§ **Work required**: Copy each line of the entries that includes the word "mars".

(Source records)
· · · · · · ·

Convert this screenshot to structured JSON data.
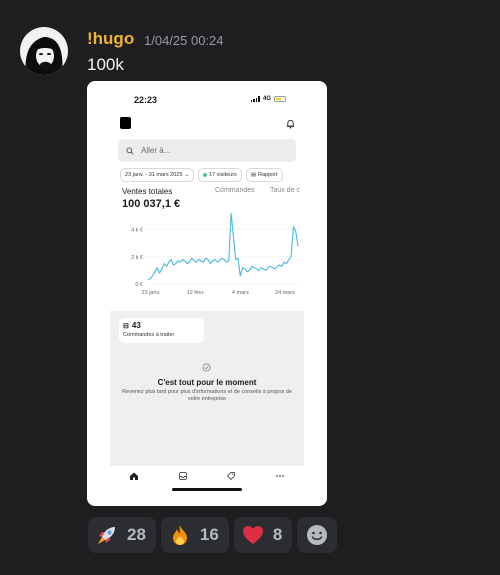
{
  "message": {
    "username": "!hugo",
    "timestamp": "1/04/25 00:24",
    "text": "100k"
  },
  "screenshot": {
    "status_time": "22:23",
    "network": "4G",
    "search_placeholder": "Aller à...",
    "filters": {
      "date_range": "23 janv. - 31 mars 2025",
      "visitors": "17 visiteurs",
      "report": "Rapport"
    },
    "metric_tabs": [
      "Ventes totales",
      "Commandes",
      "Taux de c"
    ],
    "total_sales": "100 037,1 €",
    "orders_count": "43",
    "orders_label": "Commandes à traiter",
    "empty_title": "C'est tout pour le moment",
    "empty_desc": "Revenez plus tard pour plus d'informations et de conseils à propos de votre entreprise",
    "nav_icons": [
      "home-icon",
      "inbox-icon",
      "tag-icon",
      "more-icon"
    ]
  },
  "chart_data": {
    "type": "line",
    "y_ticks": [
      "4 k €",
      "2 k €",
      "0 €"
    ],
    "x_ticks": [
      "23 janv.",
      "12 févr.",
      "4 mars",
      "24 mars"
    ],
    "ylim": [
      0,
      5000
    ],
    "series": [
      {
        "color": "#48b6df",
        "values": [
          300,
          400,
          600,
          900,
          1200,
          800,
          1100,
          1500,
          1300,
          1600,
          1800,
          1400,
          1500,
          1700,
          1600,
          1800,
          1700,
          1500,
          1600,
          1900,
          1700,
          1600,
          1800,
          1700,
          1600,
          1900,
          1800,
          1500,
          1700,
          1800,
          1600,
          1700,
          1900,
          1800,
          1600,
          1700,
          5200,
          3500,
          1800,
          1900,
          600,
          1200,
          1100,
          900,
          1000,
          1300,
          1200,
          1100,
          1000,
          1200,
          1100,
          1000,
          1200,
          1300,
          1200,
          1100,
          1300,
          1400,
          1300,
          1600,
          1500,
          1800,
          2000,
          4200,
          3900,
          2800
        ]
      }
    ]
  },
  "reactions": [
    {
      "emoji": "rocket-icon",
      "count": "28"
    },
    {
      "emoji": "fire-icon",
      "count": "16"
    },
    {
      "emoji": "heart-icon",
      "count": "8"
    }
  ]
}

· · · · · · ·

§ **Exercise result**:
      "date_range": "23 janv. - 31 mars 2025",
      "4 mars",
      "24 mars"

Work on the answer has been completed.